Did anyone expect there to be? The push for Texas to audit its 2020 election results has always been a bit mystifying anyway, given that Republicans and Donald Trump did predictably well enough in the official results in the first place. Trump won by 52.1/46.5 margin, John Cornyn held his Senate seat by ten points (54/44), and the House delegation split remained the same as in 2018 (23/13).
Nevertheless, Trump’s allies demanded an audit in Texas, and the state’s Republican-controlled government agreed to it. They found no significant issues in the first phase of the audit, in a story that got largely missed over the holidays:
The Texas secretary of state’s office has released the first batch of results from its review into the 2020 general election, finding few issues despite repeated, unsubstantiated claims by GOP leaders casting doubts on the integrity of the electoral system.
The first phase of the review, released New Year’s Eve, highlighted election data from four counties — Harris, Dallas, Tarrant and Collin — that showed few discrepancies between electronic and hand counts of ballots in a sample of voting precincts. Those partial manual counts made up a significant portion of the results produced by the secretary of state, which largely focused on routine voter roll maintenance and post-election processes that were already in place before the state launched what it has labeled as a “full forensic audit.” …
According to the state’s review of the counties’ partial manual counts, which they are already required to conduct under state law, there were few differences between electronic and manual ballot tallies — and counties were able to justify those inconsistencies.
In Collin County, for example, a partial manual count of ballots in three precincts found a vote discrepancy of 17. County officials said the difference was attributable to curbside voters who are allowed to vote from their cars using machines that do not produce a paper record, according to the state’s report.
Dallas County had a vote discrepancy of 10 across seven precincts, but the state’s report says that appeared to have resulted from a data entry error when county officials first reported the results of the partial manual count to the state.
The manual counts showed a mail-in ballot discrepancy of five votes in 10 Harris County precincts, which county officials said was caused by an “an error in the manual counting” of the ballots.
Tarrant County had zero discrepancies in the sample of seven precincts it was required to review.
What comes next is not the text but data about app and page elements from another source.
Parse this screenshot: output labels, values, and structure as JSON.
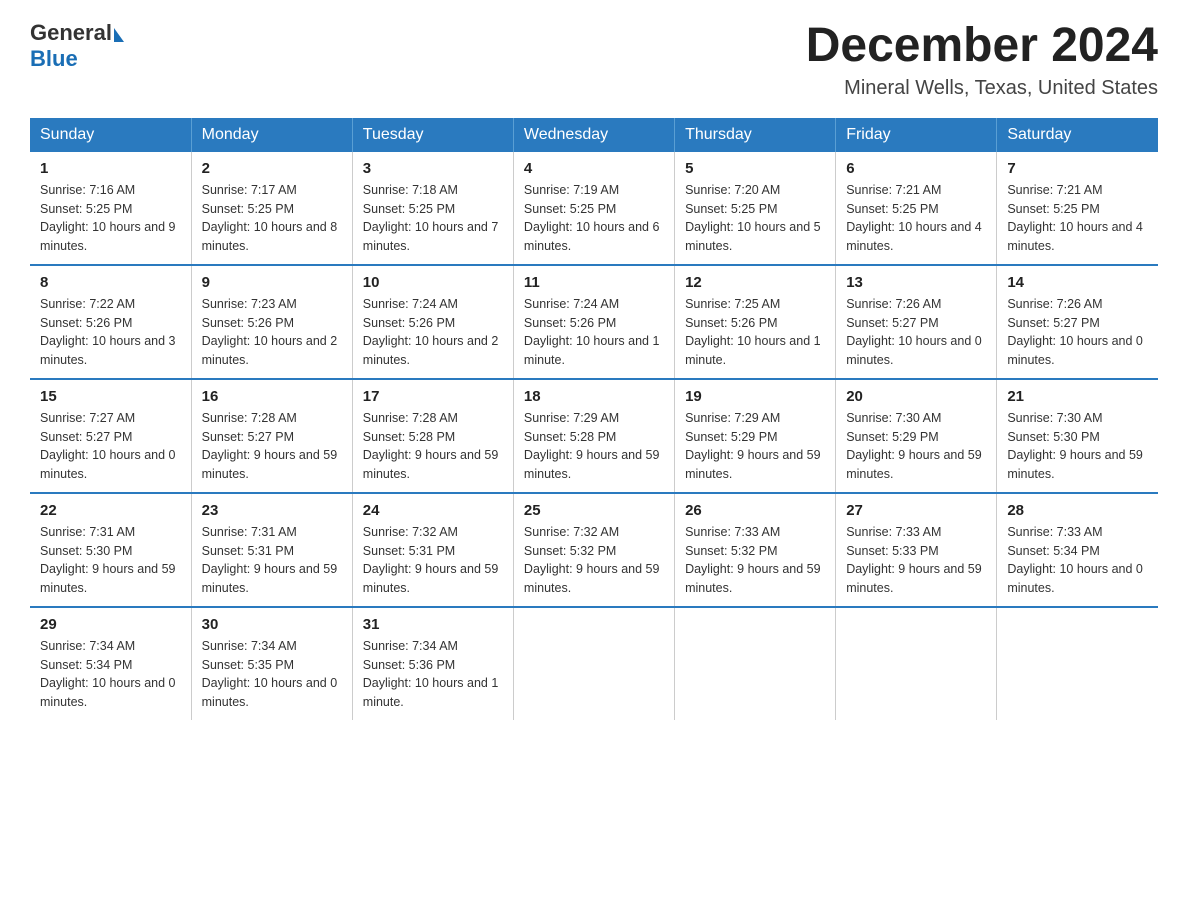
{
  "header": {
    "logo_general": "General",
    "logo_blue": "Blue",
    "month_title": "December 2024",
    "location": "Mineral Wells, Texas, United States"
  },
  "days_of_week": [
    "Sunday",
    "Monday",
    "Tuesday",
    "Wednesday",
    "Thursday",
    "Friday",
    "Saturday"
  ],
  "weeks": [
    [
      {
        "day": "1",
        "sunrise": "7:16 AM",
        "sunset": "5:25 PM",
        "daylight": "10 hours and 9 minutes."
      },
      {
        "day": "2",
        "sunrise": "7:17 AM",
        "sunset": "5:25 PM",
        "daylight": "10 hours and 8 minutes."
      },
      {
        "day": "3",
        "sunrise": "7:18 AM",
        "sunset": "5:25 PM",
        "daylight": "10 hours and 7 minutes."
      },
      {
        "day": "4",
        "sunrise": "7:19 AM",
        "sunset": "5:25 PM",
        "daylight": "10 hours and 6 minutes."
      },
      {
        "day": "5",
        "sunrise": "7:20 AM",
        "sunset": "5:25 PM",
        "daylight": "10 hours and 5 minutes."
      },
      {
        "day": "6",
        "sunrise": "7:21 AM",
        "sunset": "5:25 PM",
        "daylight": "10 hours and 4 minutes."
      },
      {
        "day": "7",
        "sunrise": "7:21 AM",
        "sunset": "5:25 PM",
        "daylight": "10 hours and 4 minutes."
      }
    ],
    [
      {
        "day": "8",
        "sunrise": "7:22 AM",
        "sunset": "5:26 PM",
        "daylight": "10 hours and 3 minutes."
      },
      {
        "day": "9",
        "sunrise": "7:23 AM",
        "sunset": "5:26 PM",
        "daylight": "10 hours and 2 minutes."
      },
      {
        "day": "10",
        "sunrise": "7:24 AM",
        "sunset": "5:26 PM",
        "daylight": "10 hours and 2 minutes."
      },
      {
        "day": "11",
        "sunrise": "7:24 AM",
        "sunset": "5:26 PM",
        "daylight": "10 hours and 1 minute."
      },
      {
        "day": "12",
        "sunrise": "7:25 AM",
        "sunset": "5:26 PM",
        "daylight": "10 hours and 1 minute."
      },
      {
        "day": "13",
        "sunrise": "7:26 AM",
        "sunset": "5:27 PM",
        "daylight": "10 hours and 0 minutes."
      },
      {
        "day": "14",
        "sunrise": "7:26 AM",
        "sunset": "5:27 PM",
        "daylight": "10 hours and 0 minutes."
      }
    ],
    [
      {
        "day": "15",
        "sunrise": "7:27 AM",
        "sunset": "5:27 PM",
        "daylight": "10 hours and 0 minutes."
      },
      {
        "day": "16",
        "sunrise": "7:28 AM",
        "sunset": "5:27 PM",
        "daylight": "9 hours and 59 minutes."
      },
      {
        "day": "17",
        "sunrise": "7:28 AM",
        "sunset": "5:28 PM",
        "daylight": "9 hours and 59 minutes."
      },
      {
        "day": "18",
        "sunrise": "7:29 AM",
        "sunset": "5:28 PM",
        "daylight": "9 hours and 59 minutes."
      },
      {
        "day": "19",
        "sunrise": "7:29 AM",
        "sunset": "5:29 PM",
        "daylight": "9 hours and 59 minutes."
      },
      {
        "day": "20",
        "sunrise": "7:30 AM",
        "sunset": "5:29 PM",
        "daylight": "9 hours and 59 minutes."
      },
      {
        "day": "21",
        "sunrise": "7:30 AM",
        "sunset": "5:30 PM",
        "daylight": "9 hours and 59 minutes."
      }
    ],
    [
      {
        "day": "22",
        "sunrise": "7:31 AM",
        "sunset": "5:30 PM",
        "daylight": "9 hours and 59 minutes."
      },
      {
        "day": "23",
        "sunrise": "7:31 AM",
        "sunset": "5:31 PM",
        "daylight": "9 hours and 59 minutes."
      },
      {
        "day": "24",
        "sunrise": "7:32 AM",
        "sunset": "5:31 PM",
        "daylight": "9 hours and 59 minutes."
      },
      {
        "day": "25",
        "sunrise": "7:32 AM",
        "sunset": "5:32 PM",
        "daylight": "9 hours and 59 minutes."
      },
      {
        "day": "26",
        "sunrise": "7:33 AM",
        "sunset": "5:32 PM",
        "daylight": "9 hours and 59 minutes."
      },
      {
        "day": "27",
        "sunrise": "7:33 AM",
        "sunset": "5:33 PM",
        "daylight": "9 hours and 59 minutes."
      },
      {
        "day": "28",
        "sunrise": "7:33 AM",
        "sunset": "5:34 PM",
        "daylight": "10 hours and 0 minutes."
      }
    ],
    [
      {
        "day": "29",
        "sunrise": "7:34 AM",
        "sunset": "5:34 PM",
        "daylight": "10 hours and 0 minutes."
      },
      {
        "day": "30",
        "sunrise": "7:34 AM",
        "sunset": "5:35 PM",
        "daylight": "10 hours and 0 minutes."
      },
      {
        "day": "31",
        "sunrise": "7:34 AM",
        "sunset": "5:36 PM",
        "daylight": "10 hours and 1 minute."
      },
      null,
      null,
      null,
      null
    ]
  ],
  "labels": {
    "sunrise": "Sunrise:",
    "sunset": "Sunset:",
    "daylight": "Daylight:"
  }
}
That totals to 32 discrepancies in counties where votes totaled up to well over four million. The counties in this phase of the audit account for about a third of the state’s voters. Statewide, voters cast over eleven million ballots in 2020. Even extrapolated out (as audits tend to be), we’re looking at a potential mismatch in the low hundreds when the gaps on these races were in the hundreds of thousands.
On one hand, it’s good to know that the election process in Texas runs this smoothly. People have a real tendency to make the perfect the enemy of the good or even excellent when it comes to elections that they lose. Georgia seems to be ground zero for that lately for both parties, but for some reason Texas got hauled into the same nonsensical idea that an election that isn’t perfectly handled is somehow invalid.
But that doesn’t cover all of the problems alleged in this election, people will reply. True, a point to which we’ll get in a moment. But audits measure specific processes that have proven highly reliable, which make them a lousy vehicle for complaining about policies rather than performance. Audits matter when vote gaps are in the dozens or low hundreds. They don’t matter a bit when the gaps are as wide as they were in Texas, especially when the side that’s complaining is the one that won.
That’s not to say that there aren’t election-system issues that need fixing. My friend John Fund has co-authored a book with Hans von Spakovsky titled Our Broken Elections, in which they lay out the real issues with voting changes and innovations, few if any have to do with election-day balloting or counting systems where audits actually matter. These stunt demands for audits not only miss the point, they distract from actual policy failings and make significant change tougher to accomplish. Perhaps we can stop focusing on conspiracy theories about the past and focus attention where it can make a difference for the future.